THE MOST DEVOTED FANS of a given city are perhaps the people who’ve come to it from the farthest away. Hailing from the Leave-It-to-Beaver suburbs of Cincinnati, Ohio, Edmund White arrived in New York in the 1960’s and reveled in the intellectual ozone and garrulous open-mindedness of its denizens. Meanwhile, his newly unleashed libido made a beeline for the activities practiced on the near-deserted piers and in parked trucks of Sodom on the Hudson.
In his new book City Boy (Bloomsbury), White sets his memoir of the 60’s and 70’s against the sterility of the previous decade: “In retrospect we could see that the 1950’s had been a reactionary period in America of Eisenhower blandness, of virulent anticommunism, of ‘the feminine mystique.’ I lived through the 50’s in the Midwest when everything that was happening—the repression of homosexuality, for instance, the demonization of the Left, the giggly, soporific ordinariness of adolescence, the stone deafness to the social injustice—seemed not only unobjectionable but also nonexistent.” The shift to the 60’s is matched by a shift to a livelier, more dazzling prose: “The great triumph of the 60’s was to dramatize just how arbitrary and constructed the seeming normality of the 50’s had been. We rose up from our maple-wood twin beds and fell onto the great squishy, heated water bed of the 60’s.”
If the 1940’s, 50’s, and early 60’s represented the golden age of Broadway and of New York City in general, the later 60’s and 70’s marked a seismic shift as the Big Apple, facing financial bankruptcy, a crumbling infrastructure, rampant street crime, and inadequate services, seemed to be rotting at its core. For gay people in this period, it meant hanging out in mafia-run gay bars blatantly in cahoots with corrupt members of the New York Police. Yet it was arguably this very environment that supplied the irritants necessary for change. The wider influences of the Sexual Revolution, the fight for black civil rights, and the anti-Vietnam War movement also helped to fuel a spirit of activism that would flare up in the Stonewall Riots in 1969.
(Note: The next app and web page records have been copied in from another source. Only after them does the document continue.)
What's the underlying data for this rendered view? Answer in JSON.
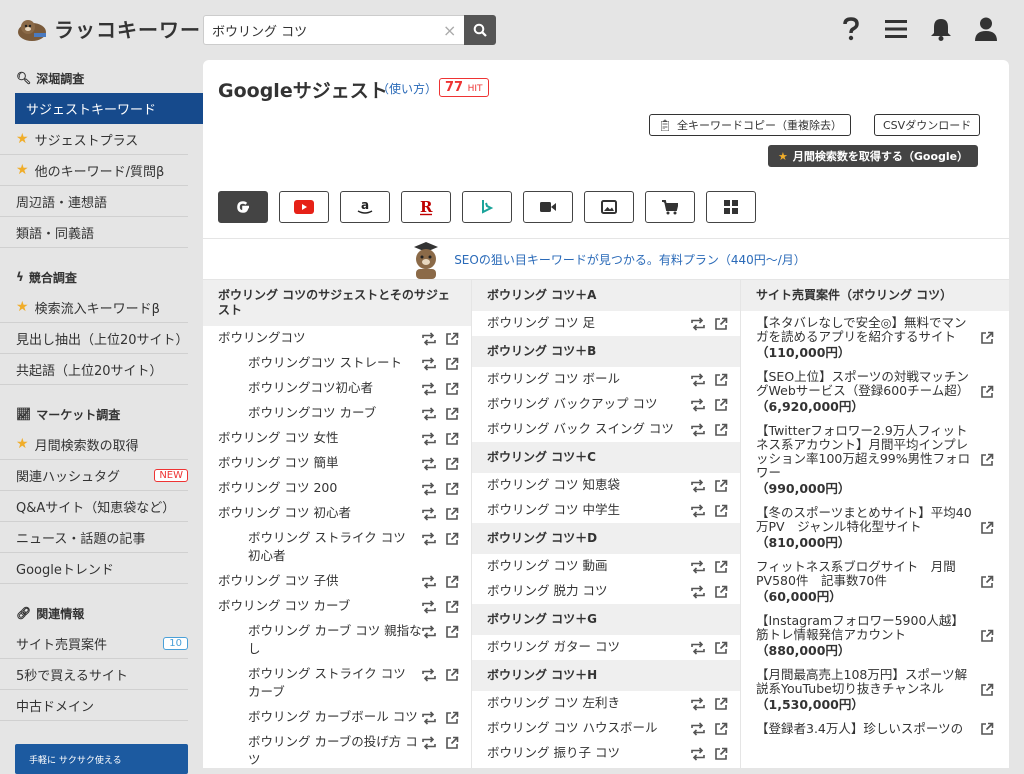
{
  "app": {
    "logo_text": "ラッコキーワード"
  },
  "search": {
    "value": "ボウリング コツ",
    "clear": "×"
  },
  "sidebar": {
    "sections": [
      {
        "title": "深堀調査",
        "items": [
          {
            "label": "サジェストキーワード",
            "active": true
          },
          {
            "label": "サジェストプラス",
            "star": true
          },
          {
            "label": "他のキーワード/質問β",
            "star": true
          },
          {
            "label": "周辺語・連想語"
          },
          {
            "label": "類語・同義語"
          }
        ]
      },
      {
        "title": "競合調査",
        "items": [
          {
            "label": "検索流入キーワードβ",
            "star": true
          },
          {
            "label": "見出し抽出（上位20サイト）"
          },
          {
            "label": "共起語（上位20サイト）"
          }
        ]
      },
      {
        "title": "マーケット調査",
        "items": [
          {
            "label": "月間検索数の取得",
            "star": true
          },
          {
            "label": "関連ハッシュタグ",
            "badge": "NEW"
          },
          {
            "label": "Q&Aサイト（知恵袋など）"
          },
          {
            "label": "ニュース・話題の記事"
          },
          {
            "label": "Googleトレンド"
          }
        ]
      },
      {
        "title": "関連情報",
        "items": [
          {
            "label": "サイト売買案件",
            "count": "10"
          },
          {
            "label": "5秒で買えるサイト"
          },
          {
            "label": "中古ドメイン"
          }
        ]
      }
    ],
    "banner": "手軽に サクサク使える"
  },
  "main": {
    "title": "Googleサジェスト",
    "howto": "（使い方）",
    "hit_count": "77",
    "hit_label": "HIT",
    "copy_all": "全キーワードコピー（重複除去）",
    "csv": "CSVダウンロード",
    "monthly": "月間検索数を取得する（Google）",
    "promo": "SEOの狙い目キーワードが見つかる。有料プラン（440円〜/月）"
  },
  "col1": {
    "header": "ボウリング コツのサジェストとそのサジェスト",
    "rows": [
      {
        "text": "ボウリングコツ",
        "sub": false
      },
      {
        "text": "ボウリングコツ ストレート",
        "sub": true
      },
      {
        "text": "ボウリングコツ初心者",
        "sub": true
      },
      {
        "text": "ボウリングコツ カーブ",
        "sub": true
      },
      {
        "text": "ボウリング コツ 女性",
        "sub": false
      },
      {
        "text": "ボウリング コツ 簡単",
        "sub": false
      },
      {
        "text": "ボウリング コツ 200",
        "sub": false
      },
      {
        "text": "ボウリング コツ 初心者",
        "sub": false
      },
      {
        "text": "ボウリング ストライク コツ 初心者",
        "sub": true,
        "wrap": true
      },
      {
        "text": "ボウリング コツ 子供",
        "sub": false
      },
      {
        "text": "ボウリング コツ カーブ",
        "sub": false
      },
      {
        "text": "ボウリング カーブ コツ 親指なし",
        "sub": true,
        "wrap": true
      },
      {
        "text": "ボウリング ストライク コツ カーブ",
        "sub": true,
        "wrap": true
      },
      {
        "text": "ボウリング カーブボール コツ",
        "sub": true,
        "wrap": true
      },
      {
        "text": "ボウリング カーブの投げ方 コツ",
        "sub": true,
        "wrap": true
      }
    ]
  },
  "col2": {
    "groups": [
      {
        "header": "ボウリング コツ＋A",
        "rows": [
          "ボウリング コツ 足"
        ]
      },
      {
        "header": "ボウリング コツ＋B",
        "rows": [
          "ボウリング コツ ボール",
          "ボウリング バックアップ コツ",
          "ボウリング バック スイング コツ"
        ]
      },
      {
        "header": "ボウリング コツ＋C",
        "rows": [
          "ボウリング コツ 知恵袋",
          "ボウリング コツ 中学生"
        ]
      },
      {
        "header": "ボウリング コツ＋D",
        "rows": [
          "ボウリング コツ 動画",
          "ボウリング 脱力 コツ"
        ]
      },
      {
        "header": "ボウリング コツ＋G",
        "rows": [
          "ボウリング ガター コツ"
        ]
      },
      {
        "header": "ボウリング コツ＋H",
        "rows": [
          "ボウリング コツ 左利き",
          "ボウリング コツ ハウスボール",
          "ボウリング 振り子 コツ"
        ]
      }
    ]
  },
  "col3": {
    "header": "サイト売買案件（ボウリング コツ）",
    "items": [
      {
        "title": "【ネタバレなしで安全◎】無料でマンガを読めるアプリを紹介するサイト",
        "price": "（110,000円）"
      },
      {
        "title": "【SEO上位】スポーツの対戦マッチングWebサービス（登録600チーム超）",
        "price": "（6,920,000円）"
      },
      {
        "title": "【Twitterフォロワー2.9万人フィットネス系アカウント】月間平均インプレッション率100万超え99%男性フォロワー",
        "price": "（990,000円）"
      },
      {
        "title": "【冬のスポーツまとめサイト】平均40万PV　ジャンル特化型サイト",
        "price": "（810,000円）"
      },
      {
        "title": "フィットネス系ブログサイト　月間PV580件　記事数70件",
        "price": "（60,000円）"
      },
      {
        "title": "【Instagramフォロワー5900人越】筋トレ情報発信アカウント",
        "price": "（880,000円）"
      },
      {
        "title": "【月間最高売上108万円】スポーツ解説系YouTube切り抜きチャンネル",
        "price": "（1,530,000円）"
      },
      {
        "title": "【登録者3.4万人】珍しいスポーツの",
        "price": ""
      }
    ]
  }
}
Just before we started our interview, White received a phone call from his editor asking his advice about a blurb for the cover of City Boy. It concerned author John Irving (of The World According to Garp fame), whose blurb we can now read on the front cover: “A wise and human treatise on the delicate differences between love and friendship.” On the back cover he elaborates: “I believe Edmund White is one of the best writers of my generation; he’s certainly the contemporary American writer I reread more than any other, and the one whose next book I look forward to reading most.”